HELENA — In Montana’s detention centers, large numbers of inmates and detention officers are in close proximity. That means leaders are having to think about ways to prevent COVID-19 from spreading inside.
“Social distancing in a detention center just doesn’t happen,” said Lewis and Clark County Sheriff Leo Dutton.
Last week, the Lewis and Clark County Sheriff’s Office announced that they would limit the number of visitors in their detention center in Helena. They canceled Alcoholics Anonymous and religious programs for the next two weeks, and asked attorneys to meet with their clients through glass instead of face-to-face.

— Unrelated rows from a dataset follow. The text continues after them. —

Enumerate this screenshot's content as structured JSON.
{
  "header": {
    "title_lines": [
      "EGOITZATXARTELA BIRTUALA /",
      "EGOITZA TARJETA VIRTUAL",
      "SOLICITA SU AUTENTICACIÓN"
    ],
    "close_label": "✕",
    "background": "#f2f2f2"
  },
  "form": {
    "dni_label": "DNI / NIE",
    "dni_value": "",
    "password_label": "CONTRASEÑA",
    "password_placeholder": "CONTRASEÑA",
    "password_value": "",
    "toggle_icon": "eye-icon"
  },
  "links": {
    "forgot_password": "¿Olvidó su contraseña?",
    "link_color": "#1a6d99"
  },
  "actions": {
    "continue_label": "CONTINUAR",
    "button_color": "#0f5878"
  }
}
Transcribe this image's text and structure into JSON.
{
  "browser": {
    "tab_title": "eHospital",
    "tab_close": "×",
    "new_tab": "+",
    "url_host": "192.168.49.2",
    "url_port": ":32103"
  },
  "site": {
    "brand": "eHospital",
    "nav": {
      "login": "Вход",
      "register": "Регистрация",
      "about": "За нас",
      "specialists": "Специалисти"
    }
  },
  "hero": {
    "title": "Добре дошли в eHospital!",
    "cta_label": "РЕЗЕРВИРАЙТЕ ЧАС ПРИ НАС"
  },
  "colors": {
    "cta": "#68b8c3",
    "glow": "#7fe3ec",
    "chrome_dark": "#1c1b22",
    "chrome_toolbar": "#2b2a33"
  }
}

When new inmates come in, Dutton said officers are checking them for coronavirus symptoms like fever, cough or shortness of breath. They are also asking whether they have been tested for COVID-19, interacted with anyone believed to be infected or traveled to areas with active outbreaks – including New York, California and Washington state, as well as Europe.
Dutton said leaders are emphasizing the use of hand sanitizer and doing extra cleaning around the detention center. He said officers are using gloves and other protective equipment. If someone is found to be showing coronavirus symptoms, they will be given a mask – but Dutton said they don’t have enough for all officers to use them.
“I wish I could say that we are wearing masks, but we don’t have them,” he said.
Other sheriffs are also taking action. The Broadwater County and Jefferson County Sheriff’s Offices announced their own precautions against the coronavirus, including limiting in-person visitation and suspending concealed carry applications and fingerprinting.
Some leaders in the state have raised particular concerns about the possibility of COVID-19 spreading within detention centers. Chief Justice Mike McGrath of the Montana Supreme Court sent a letter to local judges last week, urging them to take action to reduce jail populations.
“Because of the high risk of transmittal of COVID-19, not only to prisoners within correctional facilities but staff and defense attorneys as well, we ask that you review your jail rosters and release, without bond, as many prisoners as you are able, especially those being held for non-violent offenses,” the letter said.
For years, leaders have highlighted serious overcrowding at the Lewis and Clark County Detention Center. On Monday morning, it held 100 inmates – compared to the 80 it was designed to hold.
Dutton said he has been in contact with judges to ask them to limit the number of non-violent offenders in the jail. He said, as of Monday, they are also considering not making arrests in some of those cases.
“We are looking at only arresting felony violent offenders,” he said. “If someone has a warrant, we’re going to tell them to see the judge.”
Dutton said they will continue to make arrests in partner and family member assaults, DUIs and other crimes where they are legally mandated to do so.
For those charged with violent felonies, Dutton said his office is close to an agreement with another facility in the area that can securely hold them if they show symptoms and need to be quarantined.
“Right now, we have a group of people that can’t get out of jail,” he said. “We have to work to keep them in jail, but we also have to work to keep them safe.”
The coronavirus could also impact the timeline for the ongoing work to expand the Lewis and Clark County detention center. Dutton said they are working to make sure there is a separation between construction workers and inmates and staff. He said contractors will be making decisions soon on how to move forward with the project.